Not everyone should have a personal computer. There. Ive said it. Youll say Im a techno-elitist, that I believe that some people should be excluded from the technology revolution. Thats not true.
I believe that everyone should be part of the technology revolution. But I dont think PCs are the right platform for everyone because of their high complexity level and because of the harm that not understanding these systems can cause users.
In June, I wrote a column, headlined “Idiocy imperils the Web,” in which I noted that users continued ignorance is one of the main reasons that viruses are able to propagate. There was a flood of e-mail in response, some accusing me of blaming the victims. In one message, the reader said his grandmother just wanted to be able to chat and exchange mail with friends, visit Web sites for her hobbies and do some basic word processing, so she didnt need to understand the deep underpinnings of her system.

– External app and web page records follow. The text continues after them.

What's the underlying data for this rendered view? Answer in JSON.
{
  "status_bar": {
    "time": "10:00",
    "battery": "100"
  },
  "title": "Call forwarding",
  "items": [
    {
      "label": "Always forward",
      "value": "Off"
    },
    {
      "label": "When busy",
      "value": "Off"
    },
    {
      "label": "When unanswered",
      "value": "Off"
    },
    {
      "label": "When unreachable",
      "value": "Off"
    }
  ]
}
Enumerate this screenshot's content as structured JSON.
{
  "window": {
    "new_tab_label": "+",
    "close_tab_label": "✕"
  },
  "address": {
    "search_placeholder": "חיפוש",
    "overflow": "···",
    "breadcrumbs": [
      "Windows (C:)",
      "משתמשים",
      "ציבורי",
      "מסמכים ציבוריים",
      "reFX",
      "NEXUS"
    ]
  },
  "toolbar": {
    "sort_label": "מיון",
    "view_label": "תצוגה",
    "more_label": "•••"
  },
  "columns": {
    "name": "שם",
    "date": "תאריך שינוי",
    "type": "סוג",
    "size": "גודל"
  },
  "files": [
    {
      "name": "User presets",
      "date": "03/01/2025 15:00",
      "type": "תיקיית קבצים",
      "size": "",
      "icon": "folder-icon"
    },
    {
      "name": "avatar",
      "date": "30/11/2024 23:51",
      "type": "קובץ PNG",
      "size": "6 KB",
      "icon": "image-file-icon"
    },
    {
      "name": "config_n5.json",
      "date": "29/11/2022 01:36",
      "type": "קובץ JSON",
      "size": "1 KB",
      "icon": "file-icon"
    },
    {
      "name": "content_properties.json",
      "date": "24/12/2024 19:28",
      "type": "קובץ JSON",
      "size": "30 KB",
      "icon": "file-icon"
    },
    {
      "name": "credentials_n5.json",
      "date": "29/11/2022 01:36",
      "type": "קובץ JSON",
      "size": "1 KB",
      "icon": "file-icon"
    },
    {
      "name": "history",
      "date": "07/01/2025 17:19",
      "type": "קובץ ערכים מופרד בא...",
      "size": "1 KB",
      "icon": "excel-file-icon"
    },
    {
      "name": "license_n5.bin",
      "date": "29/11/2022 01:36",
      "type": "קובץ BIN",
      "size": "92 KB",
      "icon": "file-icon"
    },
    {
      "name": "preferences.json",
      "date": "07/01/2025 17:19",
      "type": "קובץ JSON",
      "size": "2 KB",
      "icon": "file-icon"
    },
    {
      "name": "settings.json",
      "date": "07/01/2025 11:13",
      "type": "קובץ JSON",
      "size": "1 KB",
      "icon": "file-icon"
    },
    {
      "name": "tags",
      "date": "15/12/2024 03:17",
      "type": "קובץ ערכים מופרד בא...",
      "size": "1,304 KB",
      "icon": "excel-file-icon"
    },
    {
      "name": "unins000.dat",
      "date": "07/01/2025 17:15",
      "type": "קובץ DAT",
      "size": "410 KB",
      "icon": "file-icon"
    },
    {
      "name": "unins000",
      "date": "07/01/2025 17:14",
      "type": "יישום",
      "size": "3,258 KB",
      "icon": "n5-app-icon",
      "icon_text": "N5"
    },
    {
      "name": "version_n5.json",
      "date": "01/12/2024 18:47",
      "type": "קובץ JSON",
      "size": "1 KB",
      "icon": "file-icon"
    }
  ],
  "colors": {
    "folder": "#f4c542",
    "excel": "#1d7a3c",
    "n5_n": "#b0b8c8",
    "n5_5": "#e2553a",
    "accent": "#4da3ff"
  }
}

The fact is, there are plenty of users with similar basic needs. However, theyre using a tool that is much too powerful and dangerous for these tasks. If your grandmother needed a vehicle to get to the store, would you buy her an Apache helicopter or a Toyota? If she wanted a knife to cut sandwiches with, would you give her a bread knife or a laser-honed samurai sword?
If your grandmother isnt willing or capable of learning all the aspects of controlling her computer, it can do harm to her and to others.
Do you want her system to be full of spyware that could be used to con her into buying products she doesnt need? Do you want businesses and other agencies to know every aspect of her computer and Internet use? Do you want her system to have Trojans on it that malicious persons will use to steal her money and identity? All these things can happen if a person treats a computer like a generic appliance and not like a complex and sophisticated piece of equipment that requires understanding and training. Face it: Modern computers are much too powerful and potentially dangerous for people who cant learn how to secure and manage them properly.
However, theres no reason why a safer, easier, capable and less expensive system shouldnt be available for users with basic needs.
Sure, personal Internet appliances like 3Coms Audrey and Microsofts WebTV have been tried and found wanting. But they failed because they sacrificed too much functionality, were too expensive and came at the wrong time. Looking at current open-source technology and system advances such as Mini-ITX, a scaled-down PC motherboard, a very capable and safe personal appliance could be made and sold for the magical price of $100.
Using many of the trusted system and secure file technologies that have come out recently, such a system could be designed to be immune to most spyware, viruses and Trojans, and could be designed so multisession tracking is impossible. And the system would sacrifice very little in terms of Web surfing, e-mail and basic word processing. In fact, the recently released WebStation from Lindows (info.lindows.com/webstation) meets many of these criteria. If Lindows can build a system like this, theres no reason other vendors cant follow suit with secure privacy-protected systems.
Marketed as a secure, easy-to-use but highly capable appliance, such a product would meet the needs of users who dont need or shouldnt have a highly powerful PC system. Such systems could even become very popular in businesses, where they could be safely deployed to the many users who need only these basic capabilities. Suns Sun Ray network computer addresses some of these needs but hasnt caught on because of its price and inability to run mainstream office software. Unfortunately, major PC and electronics vendors have not been moving in this direction. And many software vendors are moving in the opposite direction with products like media players that track everything you do.
But when the inevitable backlash against this practice comes, a smart vendor could do very well offering safe and cheap systems that protect your privacy.
Until then, if youre not willing to learn how to secure and manage a powerful PC, then maybe you shouldnt get one.
Jim Rapoza can be contacted at firstname.lastname@example.org.